- [Data supplied]:
BEGIN

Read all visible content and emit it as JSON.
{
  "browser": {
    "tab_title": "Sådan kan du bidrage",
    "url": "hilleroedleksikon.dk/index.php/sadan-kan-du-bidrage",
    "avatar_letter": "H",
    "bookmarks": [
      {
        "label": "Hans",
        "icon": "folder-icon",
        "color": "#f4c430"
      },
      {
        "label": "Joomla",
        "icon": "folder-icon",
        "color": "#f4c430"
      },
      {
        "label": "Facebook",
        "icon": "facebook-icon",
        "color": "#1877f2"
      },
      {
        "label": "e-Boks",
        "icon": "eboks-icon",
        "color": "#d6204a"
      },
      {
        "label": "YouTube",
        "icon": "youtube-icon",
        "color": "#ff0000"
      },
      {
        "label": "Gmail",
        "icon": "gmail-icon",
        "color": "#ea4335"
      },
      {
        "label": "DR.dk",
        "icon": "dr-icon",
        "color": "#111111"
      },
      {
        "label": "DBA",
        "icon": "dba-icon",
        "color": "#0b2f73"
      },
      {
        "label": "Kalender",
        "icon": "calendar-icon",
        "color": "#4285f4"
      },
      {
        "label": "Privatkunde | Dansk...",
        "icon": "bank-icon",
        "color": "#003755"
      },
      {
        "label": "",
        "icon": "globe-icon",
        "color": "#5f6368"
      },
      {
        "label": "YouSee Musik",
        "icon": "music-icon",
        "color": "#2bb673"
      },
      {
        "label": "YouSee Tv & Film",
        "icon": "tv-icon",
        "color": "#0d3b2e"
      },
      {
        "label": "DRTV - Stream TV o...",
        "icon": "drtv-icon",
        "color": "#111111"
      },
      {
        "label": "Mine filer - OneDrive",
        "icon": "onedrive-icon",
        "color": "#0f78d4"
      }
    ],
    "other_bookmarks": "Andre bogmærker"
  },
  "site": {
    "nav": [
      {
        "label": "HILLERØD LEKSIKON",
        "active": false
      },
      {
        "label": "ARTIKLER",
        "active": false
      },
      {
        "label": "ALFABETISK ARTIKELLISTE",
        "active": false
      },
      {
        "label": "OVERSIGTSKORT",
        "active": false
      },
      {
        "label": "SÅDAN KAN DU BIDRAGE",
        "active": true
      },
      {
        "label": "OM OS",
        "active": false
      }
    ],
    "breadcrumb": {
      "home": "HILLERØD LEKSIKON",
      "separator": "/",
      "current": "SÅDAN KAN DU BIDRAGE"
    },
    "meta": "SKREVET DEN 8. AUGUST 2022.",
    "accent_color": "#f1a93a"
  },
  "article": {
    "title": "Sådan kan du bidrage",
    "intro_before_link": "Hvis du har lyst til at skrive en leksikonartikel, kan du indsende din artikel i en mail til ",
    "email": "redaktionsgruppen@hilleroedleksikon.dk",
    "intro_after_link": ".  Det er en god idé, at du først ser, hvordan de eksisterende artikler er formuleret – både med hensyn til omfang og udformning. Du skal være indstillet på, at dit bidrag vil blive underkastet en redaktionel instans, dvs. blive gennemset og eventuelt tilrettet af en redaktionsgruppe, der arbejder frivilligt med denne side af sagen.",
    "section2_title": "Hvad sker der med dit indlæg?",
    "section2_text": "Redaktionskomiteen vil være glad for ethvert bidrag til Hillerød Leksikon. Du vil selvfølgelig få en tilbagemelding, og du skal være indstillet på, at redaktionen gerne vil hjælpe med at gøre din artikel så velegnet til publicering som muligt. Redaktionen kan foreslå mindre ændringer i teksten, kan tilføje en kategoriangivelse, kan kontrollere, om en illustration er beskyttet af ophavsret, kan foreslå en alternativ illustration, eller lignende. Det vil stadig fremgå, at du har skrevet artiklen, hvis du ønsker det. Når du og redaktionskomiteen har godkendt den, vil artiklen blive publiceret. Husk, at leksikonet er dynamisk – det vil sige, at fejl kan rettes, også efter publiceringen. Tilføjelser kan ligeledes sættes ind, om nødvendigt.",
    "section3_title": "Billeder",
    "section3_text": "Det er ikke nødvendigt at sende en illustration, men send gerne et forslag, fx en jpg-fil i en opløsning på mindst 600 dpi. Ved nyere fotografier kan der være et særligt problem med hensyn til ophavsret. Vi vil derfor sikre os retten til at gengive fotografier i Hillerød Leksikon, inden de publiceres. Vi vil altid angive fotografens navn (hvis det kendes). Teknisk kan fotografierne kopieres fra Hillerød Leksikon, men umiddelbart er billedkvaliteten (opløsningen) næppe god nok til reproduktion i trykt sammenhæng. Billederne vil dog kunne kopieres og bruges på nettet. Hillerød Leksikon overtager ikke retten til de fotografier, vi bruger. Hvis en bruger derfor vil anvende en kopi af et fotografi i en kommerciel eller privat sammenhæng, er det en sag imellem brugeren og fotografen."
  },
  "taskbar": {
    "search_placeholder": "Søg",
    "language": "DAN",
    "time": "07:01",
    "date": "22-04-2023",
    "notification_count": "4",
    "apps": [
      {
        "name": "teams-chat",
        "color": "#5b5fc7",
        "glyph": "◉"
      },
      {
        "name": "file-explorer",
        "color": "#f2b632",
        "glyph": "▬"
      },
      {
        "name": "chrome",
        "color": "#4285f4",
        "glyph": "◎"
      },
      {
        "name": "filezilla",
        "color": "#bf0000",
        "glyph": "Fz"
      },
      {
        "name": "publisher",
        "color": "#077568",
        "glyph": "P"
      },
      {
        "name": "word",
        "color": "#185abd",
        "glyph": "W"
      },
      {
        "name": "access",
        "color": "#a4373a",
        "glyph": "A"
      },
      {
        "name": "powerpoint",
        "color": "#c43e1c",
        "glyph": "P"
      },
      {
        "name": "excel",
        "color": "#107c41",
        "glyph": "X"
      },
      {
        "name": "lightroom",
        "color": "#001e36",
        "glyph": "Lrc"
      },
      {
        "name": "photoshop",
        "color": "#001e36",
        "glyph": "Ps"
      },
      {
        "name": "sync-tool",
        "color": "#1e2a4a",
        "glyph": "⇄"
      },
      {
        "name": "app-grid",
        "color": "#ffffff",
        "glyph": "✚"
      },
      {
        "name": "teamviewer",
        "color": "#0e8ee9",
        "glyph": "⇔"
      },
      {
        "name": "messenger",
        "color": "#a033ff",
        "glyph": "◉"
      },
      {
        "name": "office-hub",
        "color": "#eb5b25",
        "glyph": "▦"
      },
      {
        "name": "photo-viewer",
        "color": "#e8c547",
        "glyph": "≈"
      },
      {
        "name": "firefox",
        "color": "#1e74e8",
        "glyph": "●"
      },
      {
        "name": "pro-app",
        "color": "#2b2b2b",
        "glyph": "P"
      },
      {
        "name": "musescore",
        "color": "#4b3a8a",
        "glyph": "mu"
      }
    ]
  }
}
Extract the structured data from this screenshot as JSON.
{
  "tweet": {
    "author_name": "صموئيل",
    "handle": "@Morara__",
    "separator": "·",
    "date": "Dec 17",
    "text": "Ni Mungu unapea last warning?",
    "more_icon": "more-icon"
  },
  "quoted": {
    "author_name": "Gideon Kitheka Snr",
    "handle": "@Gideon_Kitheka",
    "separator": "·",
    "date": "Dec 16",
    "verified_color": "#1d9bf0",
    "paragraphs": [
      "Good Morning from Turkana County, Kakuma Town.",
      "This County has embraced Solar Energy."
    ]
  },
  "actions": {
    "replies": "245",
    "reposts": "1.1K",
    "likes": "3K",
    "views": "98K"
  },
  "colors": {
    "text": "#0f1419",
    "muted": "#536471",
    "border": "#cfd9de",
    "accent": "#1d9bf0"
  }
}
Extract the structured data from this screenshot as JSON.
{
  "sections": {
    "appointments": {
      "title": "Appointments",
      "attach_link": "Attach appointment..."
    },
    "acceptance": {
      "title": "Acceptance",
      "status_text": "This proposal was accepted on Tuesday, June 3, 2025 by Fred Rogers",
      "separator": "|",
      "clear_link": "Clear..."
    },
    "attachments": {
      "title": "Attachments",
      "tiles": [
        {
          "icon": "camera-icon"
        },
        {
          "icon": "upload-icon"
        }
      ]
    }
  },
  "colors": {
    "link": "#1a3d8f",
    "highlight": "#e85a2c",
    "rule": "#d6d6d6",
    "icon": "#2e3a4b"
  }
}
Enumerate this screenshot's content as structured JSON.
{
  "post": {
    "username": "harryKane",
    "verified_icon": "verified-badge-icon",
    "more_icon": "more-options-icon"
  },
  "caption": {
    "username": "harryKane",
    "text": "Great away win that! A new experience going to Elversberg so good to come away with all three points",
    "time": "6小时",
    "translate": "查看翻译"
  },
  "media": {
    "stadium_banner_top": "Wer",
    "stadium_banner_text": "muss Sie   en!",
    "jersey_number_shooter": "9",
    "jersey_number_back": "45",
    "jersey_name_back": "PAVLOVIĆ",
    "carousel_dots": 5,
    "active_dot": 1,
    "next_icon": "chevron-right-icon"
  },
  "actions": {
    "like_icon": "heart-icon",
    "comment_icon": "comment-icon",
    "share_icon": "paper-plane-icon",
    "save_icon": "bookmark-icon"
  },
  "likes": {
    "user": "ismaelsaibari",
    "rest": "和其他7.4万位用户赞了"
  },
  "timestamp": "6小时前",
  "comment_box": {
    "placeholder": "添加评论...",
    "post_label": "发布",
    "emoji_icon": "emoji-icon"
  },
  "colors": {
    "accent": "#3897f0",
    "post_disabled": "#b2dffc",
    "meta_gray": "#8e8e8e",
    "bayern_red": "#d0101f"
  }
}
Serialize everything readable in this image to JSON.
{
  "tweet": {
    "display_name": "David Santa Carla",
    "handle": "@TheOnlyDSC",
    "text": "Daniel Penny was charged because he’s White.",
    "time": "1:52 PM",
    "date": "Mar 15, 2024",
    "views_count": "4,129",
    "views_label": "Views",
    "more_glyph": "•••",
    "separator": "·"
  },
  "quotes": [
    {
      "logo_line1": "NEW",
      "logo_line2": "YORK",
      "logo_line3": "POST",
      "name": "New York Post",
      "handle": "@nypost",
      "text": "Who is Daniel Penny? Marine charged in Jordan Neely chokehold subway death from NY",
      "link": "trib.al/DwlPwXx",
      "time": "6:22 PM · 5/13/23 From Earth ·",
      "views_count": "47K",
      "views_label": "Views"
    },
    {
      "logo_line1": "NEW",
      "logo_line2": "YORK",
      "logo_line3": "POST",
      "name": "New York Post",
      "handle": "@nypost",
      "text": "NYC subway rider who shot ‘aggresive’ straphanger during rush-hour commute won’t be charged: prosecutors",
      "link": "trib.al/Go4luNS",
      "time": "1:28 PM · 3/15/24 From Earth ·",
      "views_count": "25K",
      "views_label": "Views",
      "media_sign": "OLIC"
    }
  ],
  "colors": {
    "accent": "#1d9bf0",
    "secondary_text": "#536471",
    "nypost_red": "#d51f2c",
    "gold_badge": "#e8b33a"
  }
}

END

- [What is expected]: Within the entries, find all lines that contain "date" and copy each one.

- [Solved exercise]:
    "date": "22-04-2023",
    "date": "Dec 17",
    "date": "Dec 16",
    "date": "Mar 15, 2024",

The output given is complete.